### Exercise prompt
If a line in the listing contains "JSON", copy it out whole.

= Beginning of Section =

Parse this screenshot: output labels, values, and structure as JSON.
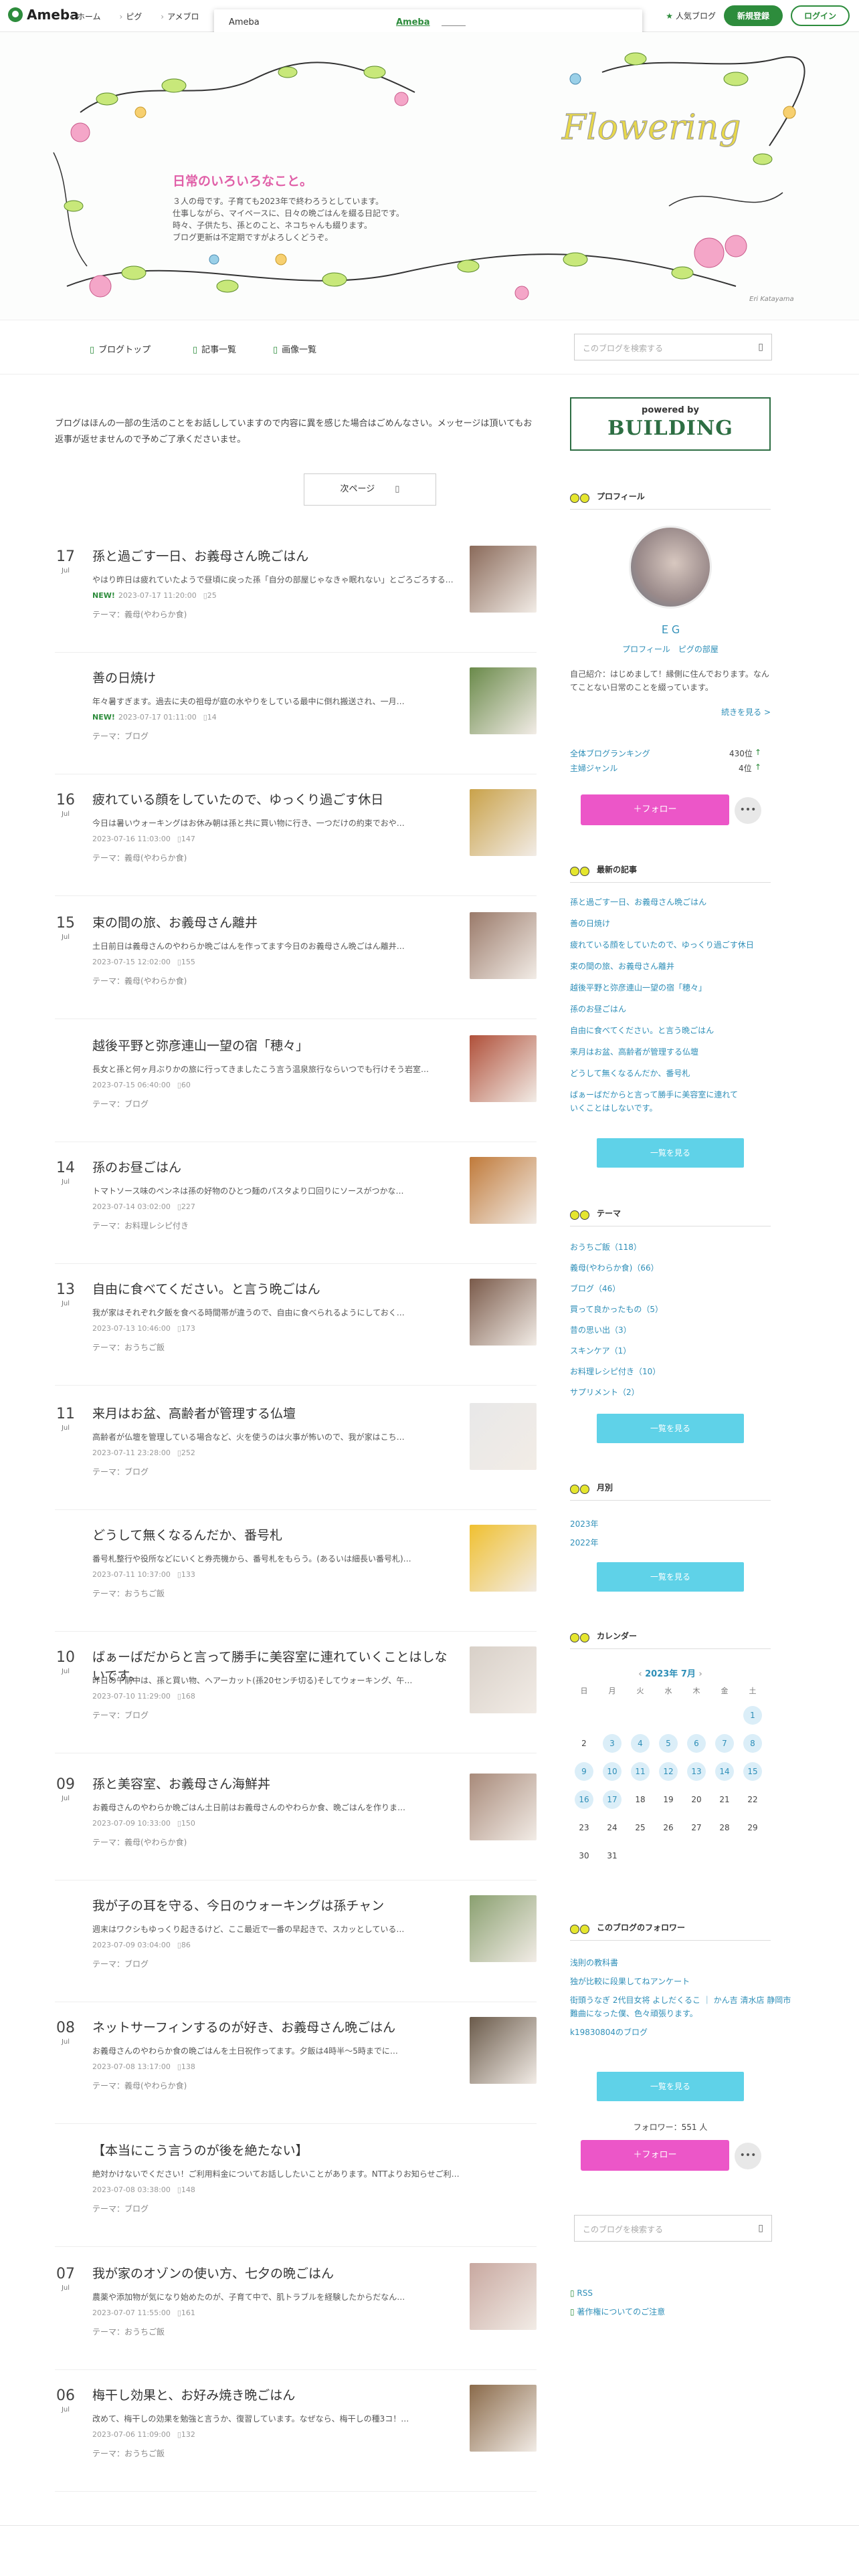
{
  "topbar": {
    "logo": "Ameba",
    "nav": [
      "ホーム",
      "ピグ",
      "アメブロ"
    ],
    "popup_label": "Ameba",
    "popup_link": "Ameba",
    "popup_close": "× ☰",
    "popular_blog": "人気ブログ",
    "register": "新規登録",
    "login": "ログイン"
  },
  "header": {
    "title": "日常のいろいろなこと。",
    "desc": [
      "３人の母です。子育ても2023年で終わろうとしています。",
      "仕事しながら、マイペースに、日々の晩ごはんを綴る日記です。",
      "時々、子供たち、孫とのこと、ネコちゃんも綴ります。",
      "ブログ更新は不定期ですがよろしくどうぞ。"
    ],
    "deco_text": "Flowering",
    "artist": "Eri Katayama"
  },
  "subnav": {
    "items": [
      "ブログトップ",
      "記事一覧",
      "画像一覧"
    ],
    "search_placeholder": "このブログを検索する",
    "search_icon": "search-icon"
  },
  "main": {
    "notice": "ブログはほんの一部の生活のことをお話ししていますので内容に異を感じた場合はごめんなさい。メッセージは頂いてもお返事が返せませんので予めご了承くださいませ。",
    "next_page": "次ページ",
    "posts": [
      {
        "day": "17",
        "mon": "Jul",
        "title": "孫と過ごす一日、お義母さん晩ごはん",
        "excerpt": "やはり昨日は疲れていたようで昼頃に戻った孫「自分の部屋じゃなきゃ眠れない」とごろごろする孫を見に行…",
        "new": "NEW!",
        "date": "2023-07-17 11:20:00",
        "comments": "25",
        "theme": "テーマ：義母(やわらか食)",
        "color": "#8a6a5a"
      },
      {
        "day": "",
        "mon": "",
        "title": "善の日焼け",
        "excerpt": "年々暑すぎます。過去に夫の祖母が庭の水やりをしている最中に倒れ搬送され、一月…",
        "new": "NEW!",
        "date": "2023-07-17 01:11:00",
        "comments": "14",
        "theme": "テーマ：ブログ",
        "color": "#6a8a4a"
      },
      {
        "day": "16",
        "mon": "Jul",
        "title": "疲れている顔をしていたので、ゆっくり過ごす休日",
        "excerpt": "今日は暑いウォーキングはお休み朝は孫と共に買い物に行き、一つだけの約束でおや…",
        "new": "",
        "date": "2023-07-16 11:03:00",
        "comments": "147",
        "theme": "テーマ：義母(やわらか食)",
        "color": "#c9a24a"
      },
      {
        "day": "15",
        "mon": "Jul",
        "title": "束の間の旅、お義母さん離井",
        "excerpt": "土日前日は義母さんのやわらか晩ごはんを作ってます今日のお義母さん晩ごはん離井…",
        "new": "",
        "date": "2023-07-15 12:02:00",
        "comments": "155",
        "theme": "テーマ：義母(やわらか食)",
        "color": "#9a7a6a"
      },
      {
        "day": "",
        "mon": "",
        "title": "越後平野と弥彦連山一望の宿「穂々」",
        "excerpt": "長女と孫と何ヶ月ぶりかの旅に行ってきましたこう言う温泉旅行ならいつでも行けそう岩室…",
        "new": "",
        "date": "2023-07-15 06:40:00",
        "comments": "60",
        "theme": "テーマ：ブログ",
        "color": "#b0503a"
      },
      {
        "day": "14",
        "mon": "Jul",
        "title": "孫のお昼ごはん",
        "excerpt": "トマトソース味のペンネは孫の好物のひとつ麺のパスタより口回りにソースがつかな…",
        "new": "",
        "date": "2023-07-14 03:02:00",
        "comments": "227",
        "theme": "テーマ：お料理レシピ付き",
        "color": "#c07a3a"
      },
      {
        "day": "13",
        "mon": "Jul",
        "title": "自由に食べてください。と言う晩ごはん",
        "excerpt": "我が家はそれぞれ夕飯を食べる時間帯が違うので、自由に食べられるようにしておく…",
        "new": "",
        "date": "2023-07-13 10:46:00",
        "comments": "173",
        "theme": "テーマ：おうちご飯",
        "color": "#7a5a4a"
      },
      {
        "day": "11",
        "mon": "Jul",
        "title": "来月はお盆、高齢者が管理する仏壇",
        "excerpt": "高齢者が仏壇を管理している場合など、火を使うのは火事が怖いので、我が家はこち…",
        "new": "",
        "date": "2023-07-11 23:28:00",
        "comments": "252",
        "theme": "テーマ：ブログ",
        "color": "#e8e8e8"
      },
      {
        "day": "",
        "mon": "",
        "title": "どうして無くなるんだか、番号札",
        "excerpt": "番号札整行や役所などにいくと券売機から、番号札をもらう。(あるいは細長い番号札)…",
        "new": "",
        "date": "2023-07-11 10:37:00",
        "comments": "133",
        "theme": "テーマ：おうちご飯",
        "color": "#f0c030"
      },
      {
        "day": "10",
        "mon": "Jul",
        "title": "ばぁーばだからと言って勝手に美容室に連れていくことはしないです。",
        "excerpt": "昨日の午前中は、孫と買い物、ヘアーカット(孫20センチ切る)そしてウォーキング、午…",
        "new": "",
        "date": "2023-07-10 11:29:00",
        "comments": "168",
        "theme": "テーマ：ブログ",
        "color": "#d8d0c8"
      },
      {
        "day": "09",
        "mon": "Jul",
        "title": "孫と美容室、お義母さん海鮮丼",
        "excerpt": "お義母さんのやわらか晩ごはん土日前はお義母さんのやわらか食、晩ごはんを作りま…",
        "new": "",
        "date": "2023-07-09 10:33:00",
        "comments": "150",
        "theme": "テーマ：義母(やわらか食)",
        "color": "#a88a7a"
      },
      {
        "day": "",
        "mon": "",
        "title": "我が子の耳を守る、今日のウォーキングは孫チャン",
        "excerpt": "週末はワクシもゆっくり起きるけど、ここ最近で一番の早起きで、スカッとしている…",
        "new": "",
        "date": "2023-07-09 03:04:00",
        "comments": "86",
        "theme": "テーマ：ブログ",
        "color": "#8aa070"
      },
      {
        "day": "08",
        "mon": "Jul",
        "title": "ネットサーフィンするのが好き、お義母さん晩ごはん",
        "excerpt": "お義母さんのやわらか食の晩ごはんを土日祝作ってます。夕飯は4時半～5時までに…",
        "new": "",
        "date": "2023-07-08 13:17:00",
        "comments": "138",
        "theme": "テーマ：義母(やわらか食)",
        "color": "#6a5a4a"
      },
      {
        "day": "",
        "mon": "",
        "title": "【本当にこう言うのが後を絶たない】",
        "excerpt": "絶対かけないでください！ご利用料金についてお話ししたいことがあります。NTTよりお知らせご利用…",
        "new": "",
        "date": "2023-07-08 03:38:00",
        "comments": "148",
        "theme": "テーマ：ブログ",
        "color": ""
      },
      {
        "day": "07",
        "mon": "Jul",
        "title": "我が家のオゾンの使い方、七夕の晩ごはん",
        "excerpt": "農薬や添加物が気になり始めたのが、子育て中で、肌トラブルを経験したからだなん…",
        "new": "",
        "date": "2023-07-07 11:55:00",
        "comments": "161",
        "theme": "テーマ：おうちご飯",
        "color": "#c8a8a0"
      },
      {
        "day": "06",
        "mon": "Jul",
        "title": "梅干し効果と、お好み焼き晩ごはん",
        "excerpt": "改めて、梅干しの効果を勉強と言うか、復習しています。なぜなら、梅干しの種3コ！…",
        "new": "",
        "date": "2023-07-06 11:09:00",
        "comments": "132",
        "theme": "テーマ：おうちご飯",
        "color": "#8a6a4a"
      }
    ]
  },
  "sidebar": {
    "building_small": "powered by",
    "building": "BUILDING",
    "profile_head": "プロフィール",
    "profile_name": "ＥＧ",
    "profile_links": [
      "プロフィール",
      "ピグの部屋"
    ],
    "profile_text": "自己紹介：はじめまして！縁側に住んでおります。なんてことない日常のことを綴っています。",
    "profile_more": "続きを見る >",
    "rank_all_label": "全体ブログランキング",
    "rank_all": "430位",
    "rank_genre_label": "主婦ジャンル",
    "rank_genre": "4位",
    "follow": "＋フォロー",
    "more": "•••",
    "recent_head": "最新の記事",
    "recent": [
      "孫と過ごす一日、お義母さん晩ごはん",
      "善の日焼け",
      "疲れている顔をしていたので、ゆっくり過ごす休日",
      "束の間の旅、お義母さん離井",
      "越後平野と弥彦連山一望の宿「穂々」",
      "孫のお昼ごはん",
      "自由に食べてください。と言う晩ごはん",
      "来月はお盆、高齢者が管理する仏壇",
      "どうして無くなるんだか、番号札",
      "ばぁーばだからと言って勝手に美容室に連れて",
      "いくことはしないです。"
    ],
    "list_btn": "一覧を見る",
    "theme_head": "テーマ",
    "themes": [
      "おうちご飯（118）",
      "義母(やわらか食)（66）",
      "ブログ（46）",
      "買って良かったもの（5）",
      "昔の思い出（3）",
      "スキンケア（1）",
      "お料理レシピ付き（10）",
      "サプリメント（2）"
    ],
    "month_head": "月別",
    "months": [
      "2023年",
      "2022年"
    ],
    "cal_head": "カレンダー",
    "cal_month": "2023年 7月",
    "cal_week": [
      "日",
      "月",
      "火",
      "水",
      "木",
      "金",
      "土"
    ],
    "cal_days": [
      "",
      "",
      "",
      "",
      "",
      "",
      "1",
      "2",
      "3",
      "4",
      "5",
      "6",
      "7",
      "8",
      "9",
      "10",
      "11",
      "12",
      "13",
      "14",
      "15",
      "16",
      "17",
      "18",
      "19",
      "20",
      "21",
      "22",
      "23",
      "24",
      "25",
      "26",
      "27",
      "28",
      "29",
      "30",
      "31",
      "",
      "",
      "",
      "",
      ""
    ],
    "cal_posted": [
      1,
      3,
      4,
      5,
      6,
      7,
      8,
      9,
      10,
      11,
      12,
      13,
      14,
      15,
      16,
      17
    ],
    "follow_head": "このブログのフォロワー",
    "followers_list": [
      "浅則の教科書",
      "独が比較に段果してねアンケート",
      "街頭うなぎ 2代目女将 よしだくるこ ｜ かん吉 清水店 静岡市",
      "難曲になった僕、色々頑張ります。",
      "k19830804のブログ"
    ],
    "followers": "フォロワー：551 人",
    "search_placeholder": "このブログを検索する",
    "rss": "RSS",
    "copyright": "著作権についてのご注意"
  }
}
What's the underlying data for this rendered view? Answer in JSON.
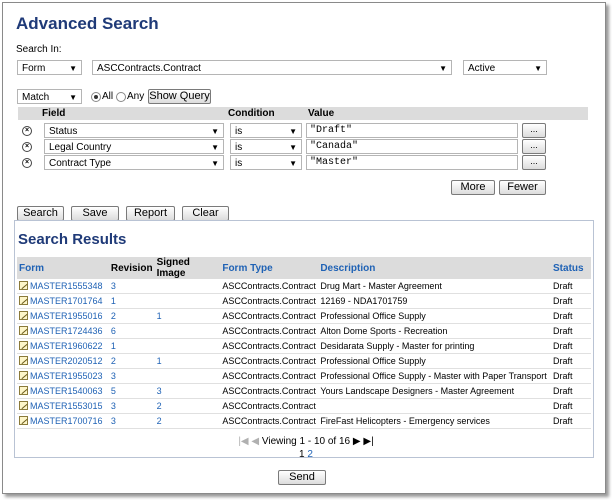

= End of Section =

### Your response
Parse this screenshot: output labels, values, and structure as JSON.
What's the underlying data for this rendered view? Answer in JSON.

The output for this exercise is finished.